Think about hiring differently. Take the opportunity to craft new types of job descriptions and hire new skill sets to serve specific community needs. Sometimes, when a librarian retires or moves on, the funding line for that position disappears. If it doesn’t, take the opportunity to argue for a better hire, one that can make the library even more vital to the community you serve. For example, in Denver, CO and Oak Park, IL social workers and a youth interventionist have joined the staff at the library, meeting people at their point of need. Further, Skokie Public Library has recently hired a community engagement and content strategy role, going beyond the traditional “reference desk librarian” role to improve library operations.
(Say yes to new ideas. Take some risks. Collaboration is not easy but it’s easier than going it alone or not going anywhere.)
Think bigger. I want to see a flood of MLS-holders apply to the Code for America Community Fellowship program. There have been no librarian fellows to date! And only a couple trained urban planners have served in this program that deploys experienced coders, UX folk, and designers as teams into city governments to solve thorny municipal information problems. Librarians can be project managers and researchers and facilitators of conversations. We are well-positioned to help create that citizen/city feedback loop. But it doesn’t take a flashy fellowship program to make interdisciplinary information work happen. Just call your local planning department and volunteer tech brigade and figure out how to solve a local problem that is critical for your community.
Look! The Anchorage Public Library got grant from the Knight Foundation to work with their Brigade on a Collective Development project. And in San Diego, Code for America built a tool to help the library get resident feedback on programs and services.
(Operate from the assumption that librarians can and should be at this table. Find a seat. Build a table.)
I am scared about the future of libraries. I worry that people don’t recognize or understand the value of a profession I’ve spent almost 14 years in. If you aren’t scared, you aren’t paying attention.
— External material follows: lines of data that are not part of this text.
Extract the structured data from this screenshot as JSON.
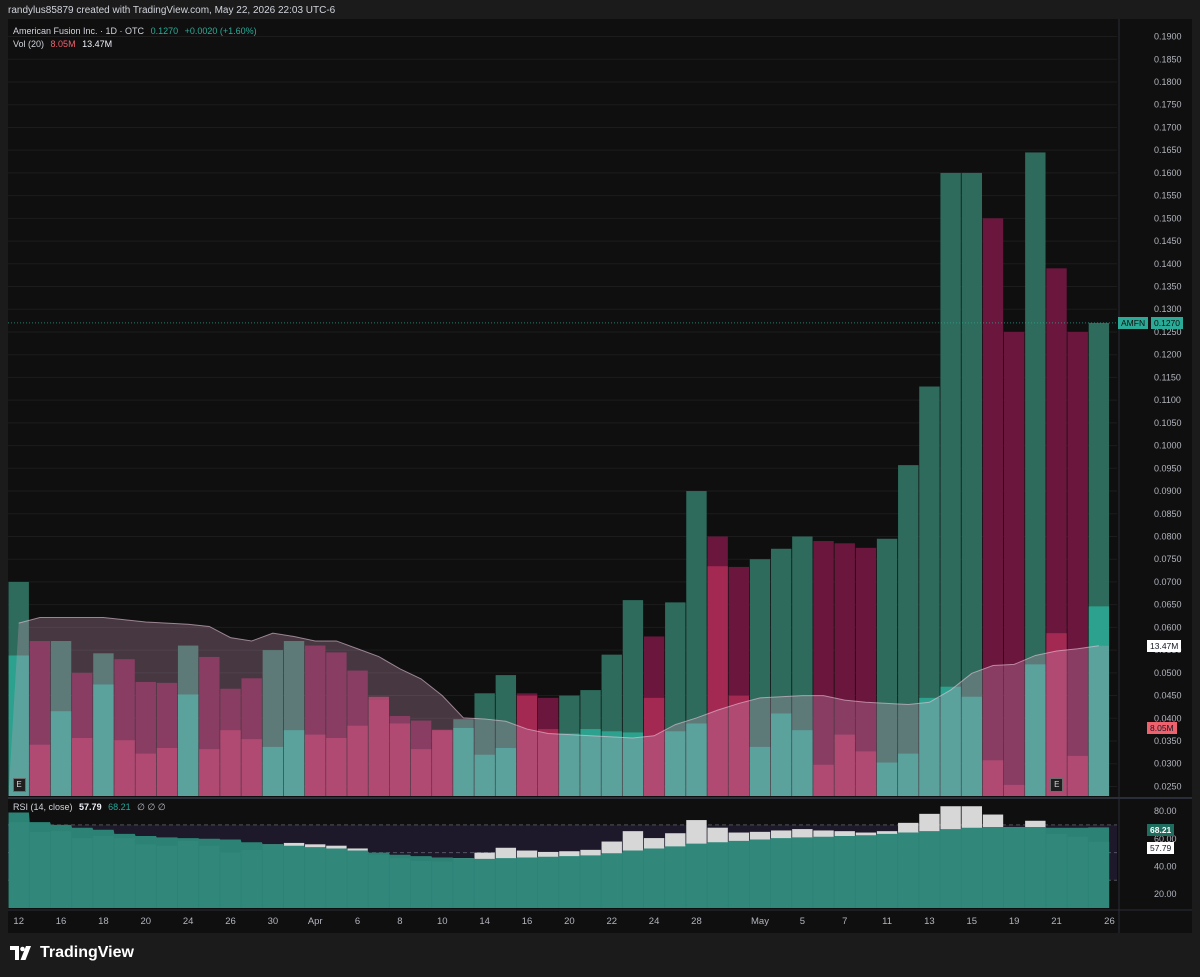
{
  "credit": "randylus85879 created with TradingView.com, May 22, 2026 22:03 UTC-6",
  "legend": {
    "symbol": "American Fusion Inc. · 1D · OTC",
    "last": "0.1270",
    "change": "+0.0020 (+1.60%)",
    "vol_label": "Vol (20)",
    "vol_value": "8.05M",
    "vol_ma": "13.47M",
    "rsi_label": "RSI (14, close)",
    "rsi_value": "57.79",
    "rsi_ma": "68.21",
    "rsi_extra": "∅ ∅ ∅"
  },
  "price_labels": {
    "ticker": "AMFN",
    "price": "0.1270",
    "vol_ma": "13.47M",
    "vol": "8.05M",
    "rsi_ma": "68.21",
    "rsi": "57.79"
  },
  "earnings_badge": "E",
  "brand": "TradingView",
  "colors": {
    "up": "#2e6b5c",
    "down": "#6b173d",
    "vol_up": "#2bab97",
    "vol_down": "#ad2d57",
    "vol_ma_fill": "#d9a3c4",
    "rsi_fill": "#2c8577",
    "rsi_bar": "#d7d7d7",
    "accent_label": "#2bab97",
    "neg_label": "#f0616e"
  },
  "chart_data": [
    {
      "type": "bar",
      "title": "American Fusion Inc. · 1D · OTC",
      "series_kind": "daily close (bar height) with up/down coloring",
      "y_ticks": [
        "0.1900",
        "0.1850",
        "0.1800",
        "0.1750",
        "0.1700",
        "0.1650",
        "0.1600",
        "0.1550",
        "0.1500",
        "0.1450",
        "0.1400",
        "0.1350",
        "0.1300",
        "0.1250",
        "0.1200",
        "0.1150",
        "0.1100",
        "0.1050",
        "0.1000",
        "0.0950",
        "0.0900",
        "0.0850",
        "0.0800",
        "0.0750",
        "0.0700",
        "0.0650",
        "0.0600",
        "0.0550",
        "0.0500",
        "0.0450",
        "0.0400",
        "0.0350",
        "0.0300",
        "0.0250"
      ],
      "ylim": [
        0.0229,
        0.1921
      ],
      "x_ticks": [
        "12",
        "16",
        "18",
        "20",
        "24",
        "26",
        "30",
        "Apr",
        "6",
        "8",
        "10",
        "14",
        "16",
        "20",
        "22",
        "24",
        "28",
        "May",
        "5",
        "7",
        "11",
        "13",
        "15",
        "19",
        "21",
        "26"
      ],
      "x_tick_bar_index": [
        0,
        2,
        4,
        6,
        8,
        10,
        12,
        14,
        16,
        18,
        20,
        22,
        24,
        26,
        28,
        30,
        32,
        35,
        37,
        39,
        41,
        43,
        45,
        47,
        49,
        51.5
      ],
      "close": [
        0.07,
        0.057,
        0.057,
        0.05,
        0.0543,
        0.053,
        0.048,
        0.0478,
        0.056,
        0.0535,
        0.0465,
        0.0488,
        0.055,
        0.057,
        0.056,
        0.0545,
        0.0505,
        0.044,
        0.0405,
        0.0395,
        0.0375,
        0.0398,
        0.0455,
        0.0495,
        0.0455,
        0.0445,
        0.045,
        0.0462,
        0.054,
        0.066,
        0.058,
        0.0655,
        0.09,
        0.08,
        0.0733,
        0.075,
        0.0773,
        0.08,
        0.079,
        0.0785,
        0.0775,
        0.0795,
        0.0957,
        0.113,
        0.16,
        0.16,
        0.15,
        0.125,
        0.1645,
        0.139,
        0.125,
        0.127
      ],
      "direction": [
        "up",
        "down",
        "up",
        "down",
        "up",
        "down",
        "down",
        "down",
        "up",
        "down",
        "down",
        "down",
        "up",
        "up",
        "down",
        "down",
        "down",
        "down",
        "down",
        "down",
        "down",
        "up",
        "up",
        "up",
        "down",
        "down",
        "up",
        "up",
        "up",
        "up",
        "down",
        "up",
        "up",
        "down",
        "down",
        "up",
        "up",
        "up",
        "down",
        "down",
        "down",
        "up",
        "up",
        "up",
        "up",
        "up",
        "down",
        "down",
        "up",
        "down",
        "down",
        "up"
      ],
      "earnings_marker_bar_index": [
        0,
        49
      ]
    },
    {
      "type": "bar",
      "title": "Vol (20)",
      "values_M": [
        12.6,
        4.6,
        7.6,
        5.2,
        10.0,
        5.0,
        3.8,
        4.3,
        9.1,
        4.2,
        5.9,
        5.1,
        4.4,
        5.9,
        5.5,
        5.2,
        6.3,
        8.9,
        6.5,
        4.2,
        5.9,
        6.1,
        3.7,
        4.3,
        9.0,
        6.0,
        5.6,
        6.0,
        5.8,
        5.7,
        8.8,
        5.8,
        6.5,
        20.6,
        9.0,
        4.4,
        7.4,
        5.9,
        2.8,
        5.5,
        4.0,
        3.0,
        3.8,
        8.8,
        9.8,
        8.9,
        3.2,
        1.0,
        11.8,
        14.6,
        3.6,
        17.0
      ],
      "ma_M": [
        15.5,
        16.0,
        16.0,
        16.0,
        16.0,
        15.8,
        15.6,
        15.5,
        15.4,
        15.2,
        14.2,
        13.9,
        14.6,
        14.3,
        13.9,
        13.9,
        13.2,
        12.5,
        11.4,
        10.5,
        9.0,
        7.0,
        6.9,
        6.7,
        6.0,
        5.6,
        5.5,
        5.4,
        5.3,
        5.2,
        5.4,
        6.4,
        7.0,
        7.7,
        8.3,
        8.8,
        8.9,
        9.0,
        9.0,
        8.6,
        8.4,
        8.3,
        8.2,
        8.4,
        9.5,
        11.0,
        11.7,
        11.8,
        12.6,
        13.0,
        13.2,
        13.47
      ],
      "last_value": "8.05M",
      "last_ma": "13.47M"
    },
    {
      "type": "area",
      "title": "RSI (14, close)",
      "ylim": [
        10,
        88
      ],
      "y_ticks": [
        80,
        60,
        40,
        20
      ],
      "bands": [
        30,
        50,
        70
      ],
      "rsi": [
        72.0,
        65.0,
        65.5,
        60.5,
        62.0,
        60.5,
        56.0,
        55.0,
        58.5,
        55.0,
        50.0,
        52.0,
        56.0,
        57.0,
        56.0,
        55.0,
        53.0,
        48.5,
        46.0,
        44.0,
        43.5,
        46.0,
        50.0,
        53.5,
        51.5,
        50.5,
        51.0,
        52.0,
        58.0,
        65.5,
        60.5,
        64.0,
        73.5,
        68.0,
        64.5,
        65.0,
        66.0,
        67.0,
        66.0,
        65.5,
        64.5,
        65.5,
        71.5,
        78.0,
        83.5,
        83.5,
        77.5,
        68.5,
        73.0,
        63.5,
        61.5,
        57.79
      ],
      "rsi_ma": [
        79.0,
        72.0,
        70.0,
        68.0,
        66.5,
        63.5,
        62.0,
        61.0,
        60.5,
        60.0,
        59.5,
        57.5,
        56.0,
        55.0,
        54.0,
        53.0,
        51.5,
        50.0,
        48.5,
        47.5,
        46.5,
        46.0,
        45.5,
        46.0,
        46.5,
        47.0,
        47.5,
        48.0,
        49.5,
        51.5,
        53.0,
        54.5,
        56.5,
        57.5,
        58.5,
        59.5,
        60.5,
        61.0,
        61.5,
        62.0,
        62.5,
        63.5,
        64.5,
        65.5,
        67.0,
        68.0,
        68.5,
        68.5,
        68.5,
        68.0,
        68.0,
        68.21
      ],
      "last_value": "57.79",
      "last_ma": "68.21"
    }
  ]
}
I want all of us (librarians, those who love libraries, those who love individual librarians) to start conversations and begin to build relationships. If you are a planner or a coder or a minister or a social worker and want to work with a librarian or archivist on a community project, call me. Or call someone at the library down the street.
If you’re a librarian and care about doing something that matters for your patrons (whether they’re city residents, or college students, or school kids, or company employees), start talking to people who do caring and information work in other parts of your world.
I want to see what happens when we (librarians, archivists, coders, web designers, planners, activists, and religious leaders, etc.) work together all the time, not just in isolated initiatives or one-time grant projects. What if we stopped guarding our professional identities so closely and hoarding our departmental resources and instead shared information and built projects collaboratively in service of real community needs?
It could be awesome.
Rana Hutchinson Salzmann is a librarian, manager, process nerd, and aspiring doula in Chicago. She has over ten years of management experience in public, association, and academic libraries and currently serves as the Director of Education for the Society of American Archivists.
Disclaimer: The author’s views are her own and do not represent the positions or policies of the Society of American Archivists.